Web page and app entries
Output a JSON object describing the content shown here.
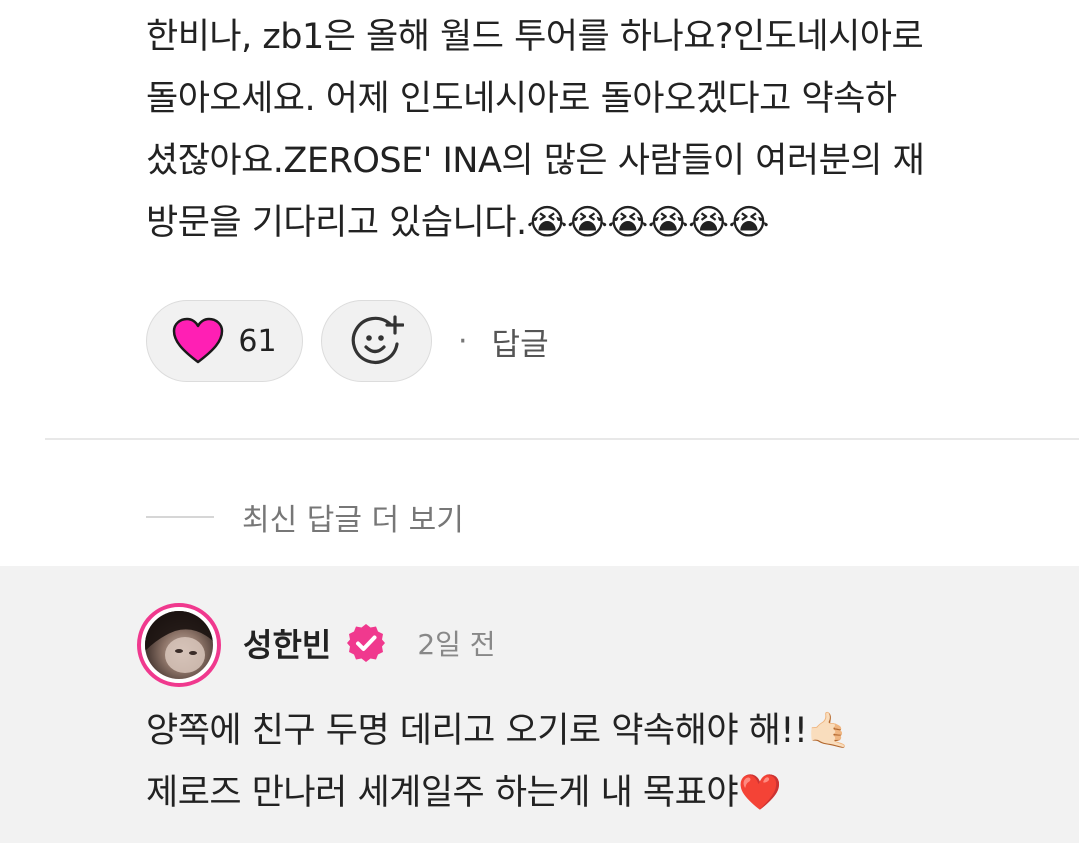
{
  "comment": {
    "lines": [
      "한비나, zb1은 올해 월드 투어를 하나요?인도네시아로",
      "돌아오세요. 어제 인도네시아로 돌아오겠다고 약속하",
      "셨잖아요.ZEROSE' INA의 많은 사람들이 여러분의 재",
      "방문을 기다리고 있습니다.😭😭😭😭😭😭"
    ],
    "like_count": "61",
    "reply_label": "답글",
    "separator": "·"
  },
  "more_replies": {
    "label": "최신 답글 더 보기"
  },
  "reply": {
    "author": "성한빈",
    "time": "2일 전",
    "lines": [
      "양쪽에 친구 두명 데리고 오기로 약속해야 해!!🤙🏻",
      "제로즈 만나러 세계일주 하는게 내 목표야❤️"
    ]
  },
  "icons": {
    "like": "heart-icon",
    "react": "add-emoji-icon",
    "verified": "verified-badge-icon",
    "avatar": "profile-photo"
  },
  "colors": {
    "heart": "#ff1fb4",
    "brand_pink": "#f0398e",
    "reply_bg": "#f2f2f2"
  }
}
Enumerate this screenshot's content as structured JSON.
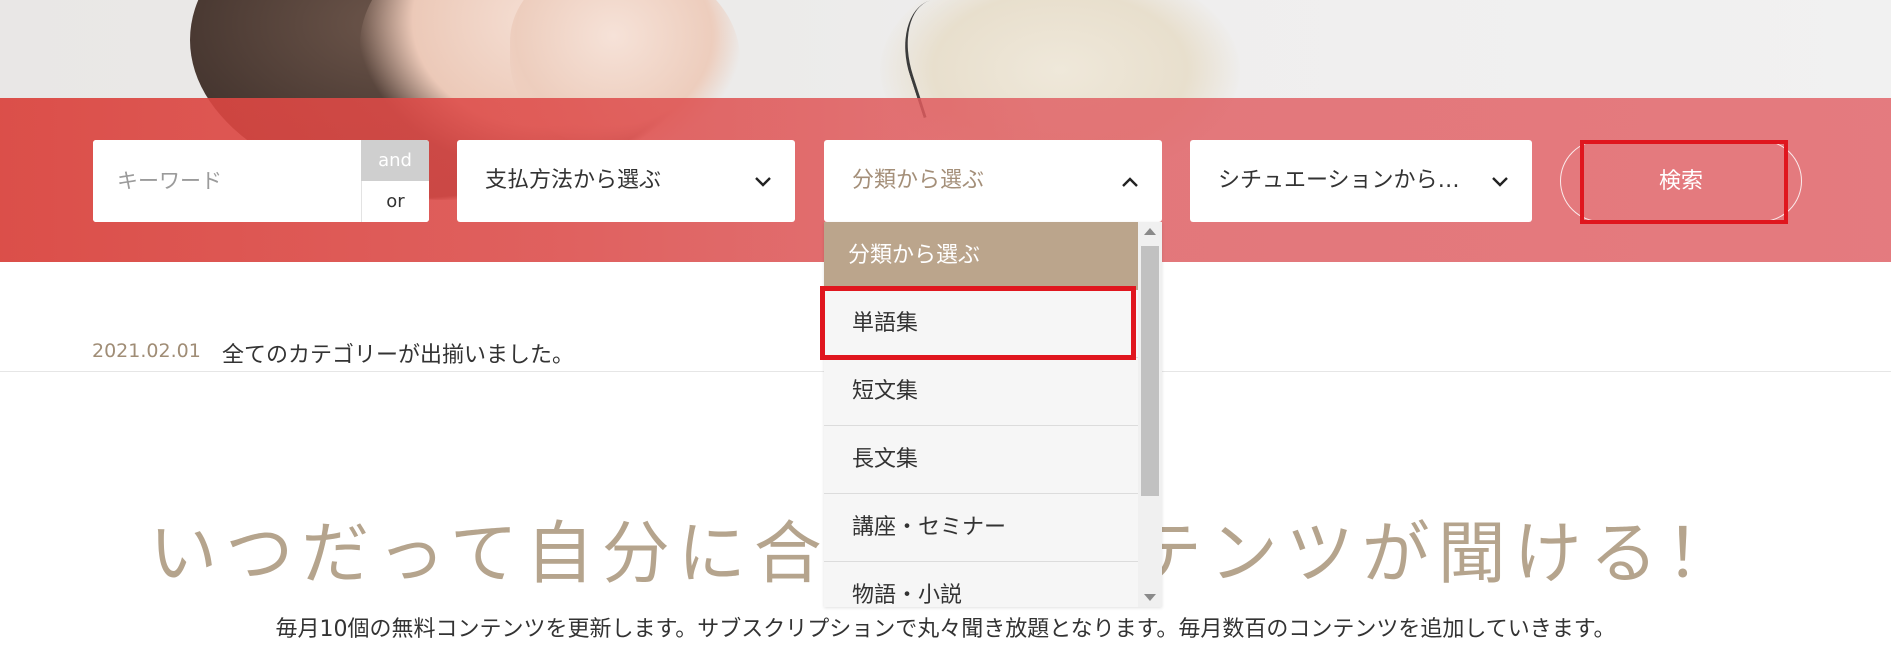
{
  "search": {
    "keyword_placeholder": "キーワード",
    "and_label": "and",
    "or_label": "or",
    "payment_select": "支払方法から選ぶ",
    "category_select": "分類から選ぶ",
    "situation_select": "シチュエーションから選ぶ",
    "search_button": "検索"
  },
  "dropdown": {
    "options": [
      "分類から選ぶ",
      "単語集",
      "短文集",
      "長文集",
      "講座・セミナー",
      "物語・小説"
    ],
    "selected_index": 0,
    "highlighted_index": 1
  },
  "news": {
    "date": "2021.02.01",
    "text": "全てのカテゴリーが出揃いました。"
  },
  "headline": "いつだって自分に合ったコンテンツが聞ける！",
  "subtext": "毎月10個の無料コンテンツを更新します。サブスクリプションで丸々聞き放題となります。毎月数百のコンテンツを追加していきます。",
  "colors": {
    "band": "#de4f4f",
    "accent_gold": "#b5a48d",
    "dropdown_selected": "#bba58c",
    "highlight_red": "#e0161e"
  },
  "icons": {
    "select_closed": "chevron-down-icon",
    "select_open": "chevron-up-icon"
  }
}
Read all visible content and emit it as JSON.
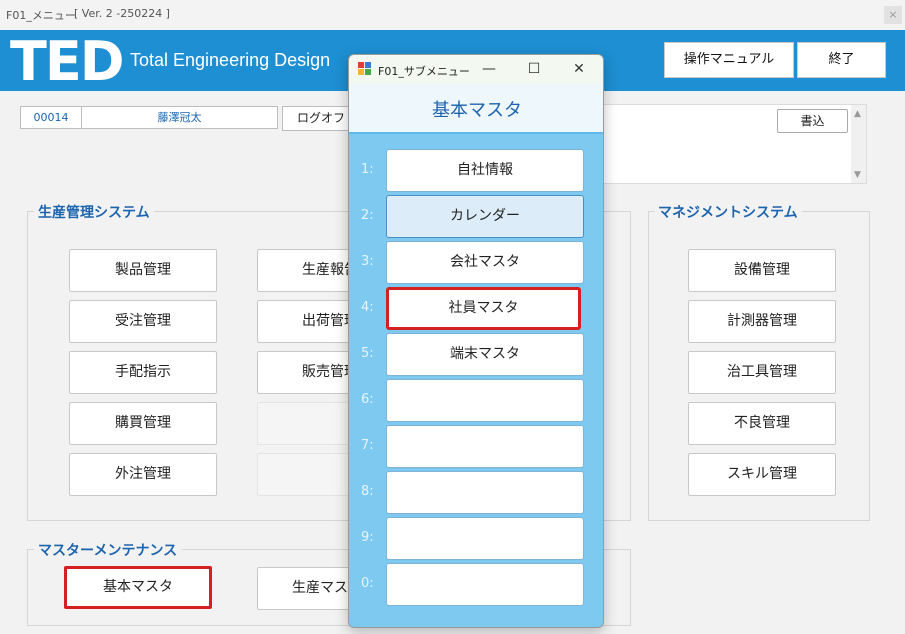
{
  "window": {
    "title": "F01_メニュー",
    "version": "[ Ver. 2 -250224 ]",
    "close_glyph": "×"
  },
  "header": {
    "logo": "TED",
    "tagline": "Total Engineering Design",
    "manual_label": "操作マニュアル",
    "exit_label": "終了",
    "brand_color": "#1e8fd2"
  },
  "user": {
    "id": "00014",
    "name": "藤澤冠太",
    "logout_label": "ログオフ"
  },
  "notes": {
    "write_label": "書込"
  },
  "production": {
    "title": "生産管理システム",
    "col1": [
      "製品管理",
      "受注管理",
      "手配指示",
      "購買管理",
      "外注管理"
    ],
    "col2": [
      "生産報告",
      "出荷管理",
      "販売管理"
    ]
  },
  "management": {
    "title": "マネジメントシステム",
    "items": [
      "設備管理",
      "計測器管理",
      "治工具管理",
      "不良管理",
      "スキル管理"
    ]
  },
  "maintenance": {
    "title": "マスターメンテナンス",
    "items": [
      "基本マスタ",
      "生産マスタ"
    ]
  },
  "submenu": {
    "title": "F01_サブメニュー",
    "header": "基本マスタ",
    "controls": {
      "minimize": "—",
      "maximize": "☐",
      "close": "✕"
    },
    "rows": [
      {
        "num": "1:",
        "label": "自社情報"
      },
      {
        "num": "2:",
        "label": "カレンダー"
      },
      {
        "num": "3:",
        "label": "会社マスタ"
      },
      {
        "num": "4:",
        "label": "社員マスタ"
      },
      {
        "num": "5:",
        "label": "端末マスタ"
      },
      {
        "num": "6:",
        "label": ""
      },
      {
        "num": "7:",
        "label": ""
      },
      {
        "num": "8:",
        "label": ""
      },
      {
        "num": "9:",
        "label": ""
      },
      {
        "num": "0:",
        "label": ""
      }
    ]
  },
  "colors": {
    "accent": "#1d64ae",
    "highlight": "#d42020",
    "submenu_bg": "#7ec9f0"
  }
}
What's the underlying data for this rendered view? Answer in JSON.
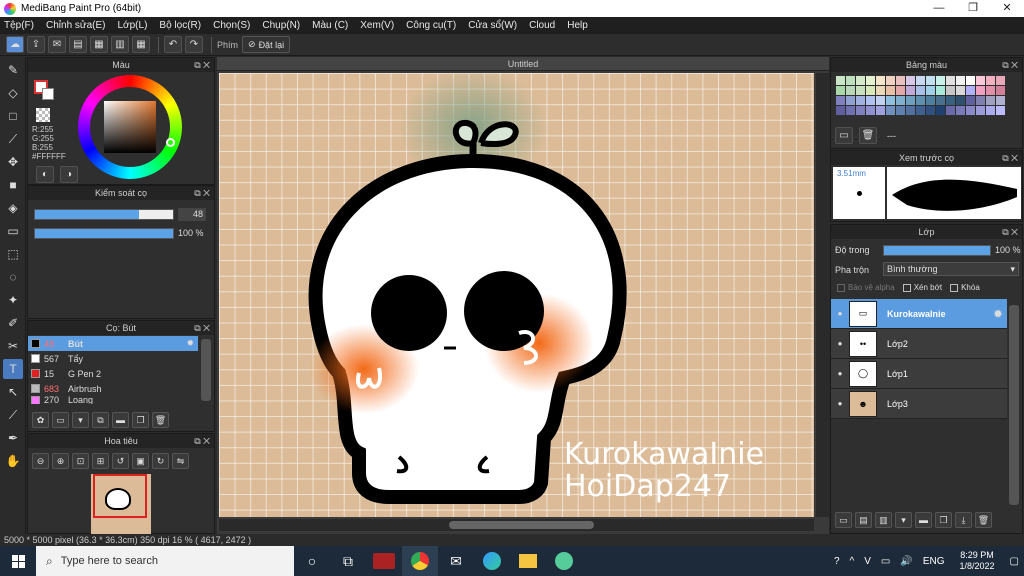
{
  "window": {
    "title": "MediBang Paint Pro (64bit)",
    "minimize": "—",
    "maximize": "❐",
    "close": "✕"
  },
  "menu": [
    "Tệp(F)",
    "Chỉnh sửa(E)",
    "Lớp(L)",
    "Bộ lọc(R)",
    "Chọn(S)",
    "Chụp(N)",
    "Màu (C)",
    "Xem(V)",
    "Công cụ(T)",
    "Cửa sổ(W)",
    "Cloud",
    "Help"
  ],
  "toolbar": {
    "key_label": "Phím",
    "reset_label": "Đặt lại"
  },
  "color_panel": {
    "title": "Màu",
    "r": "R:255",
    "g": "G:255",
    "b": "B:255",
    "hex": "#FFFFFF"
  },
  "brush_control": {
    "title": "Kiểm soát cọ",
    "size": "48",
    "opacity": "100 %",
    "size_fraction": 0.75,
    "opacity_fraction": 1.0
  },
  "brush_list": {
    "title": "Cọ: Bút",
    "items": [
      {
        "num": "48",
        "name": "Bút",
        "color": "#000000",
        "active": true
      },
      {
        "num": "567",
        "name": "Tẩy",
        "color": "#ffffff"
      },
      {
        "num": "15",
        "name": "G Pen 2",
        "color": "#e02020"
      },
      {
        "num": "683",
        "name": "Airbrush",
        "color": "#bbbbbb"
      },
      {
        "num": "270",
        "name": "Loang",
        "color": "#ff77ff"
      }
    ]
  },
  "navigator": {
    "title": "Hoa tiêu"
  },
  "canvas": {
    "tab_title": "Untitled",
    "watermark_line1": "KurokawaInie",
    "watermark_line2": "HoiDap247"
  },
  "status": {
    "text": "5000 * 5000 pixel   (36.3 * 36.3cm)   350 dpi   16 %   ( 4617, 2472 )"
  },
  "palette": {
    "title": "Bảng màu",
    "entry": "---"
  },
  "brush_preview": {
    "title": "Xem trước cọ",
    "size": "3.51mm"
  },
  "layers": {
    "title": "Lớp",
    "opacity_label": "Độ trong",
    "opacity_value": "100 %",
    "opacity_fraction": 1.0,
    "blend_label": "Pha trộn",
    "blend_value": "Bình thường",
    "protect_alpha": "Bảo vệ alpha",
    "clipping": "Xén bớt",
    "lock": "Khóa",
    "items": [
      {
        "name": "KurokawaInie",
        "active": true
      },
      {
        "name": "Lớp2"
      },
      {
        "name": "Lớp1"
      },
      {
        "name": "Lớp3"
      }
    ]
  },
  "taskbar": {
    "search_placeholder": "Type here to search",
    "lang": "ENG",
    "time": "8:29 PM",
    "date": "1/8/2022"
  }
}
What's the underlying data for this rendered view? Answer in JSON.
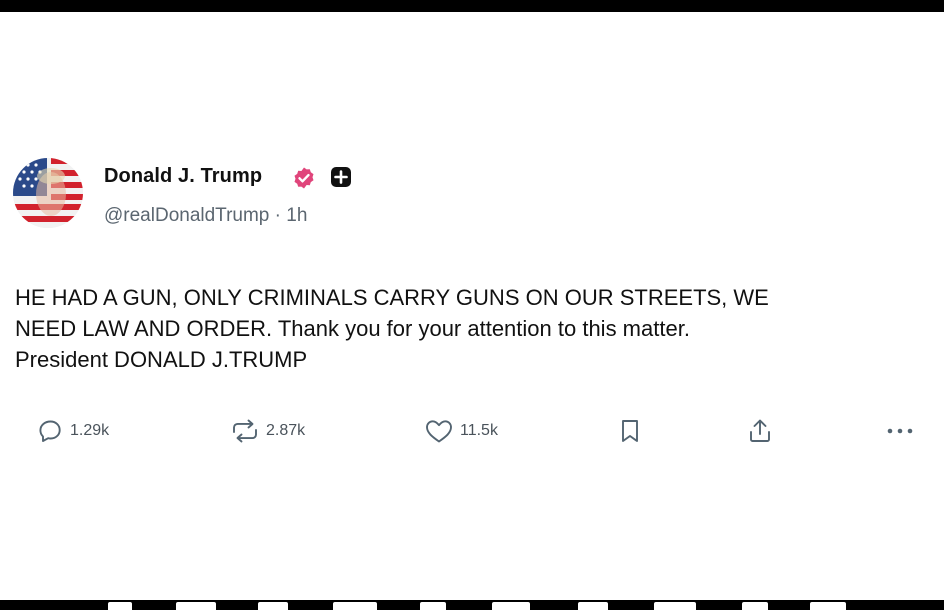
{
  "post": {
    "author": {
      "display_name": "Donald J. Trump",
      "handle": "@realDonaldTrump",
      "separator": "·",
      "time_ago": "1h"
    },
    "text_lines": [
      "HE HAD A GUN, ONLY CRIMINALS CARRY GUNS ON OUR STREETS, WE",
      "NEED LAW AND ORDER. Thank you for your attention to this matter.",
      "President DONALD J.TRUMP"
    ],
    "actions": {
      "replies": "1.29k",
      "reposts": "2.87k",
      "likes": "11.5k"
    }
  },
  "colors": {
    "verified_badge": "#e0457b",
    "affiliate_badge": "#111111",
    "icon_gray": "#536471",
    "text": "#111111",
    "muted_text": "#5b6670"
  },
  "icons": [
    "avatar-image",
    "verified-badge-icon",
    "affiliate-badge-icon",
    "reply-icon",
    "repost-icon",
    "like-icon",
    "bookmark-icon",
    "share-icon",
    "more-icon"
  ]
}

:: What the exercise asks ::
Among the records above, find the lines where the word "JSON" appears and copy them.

:: Completed task ::
Output a JSON object describing the content shown here.
Enumerate this screenshot's content as structured JSON.
Read all visible content and emit it as JSON.
What's the underlying data for this rendered view? Answer in JSON.
What's the underlying data for this rendered view? Answer in JSON.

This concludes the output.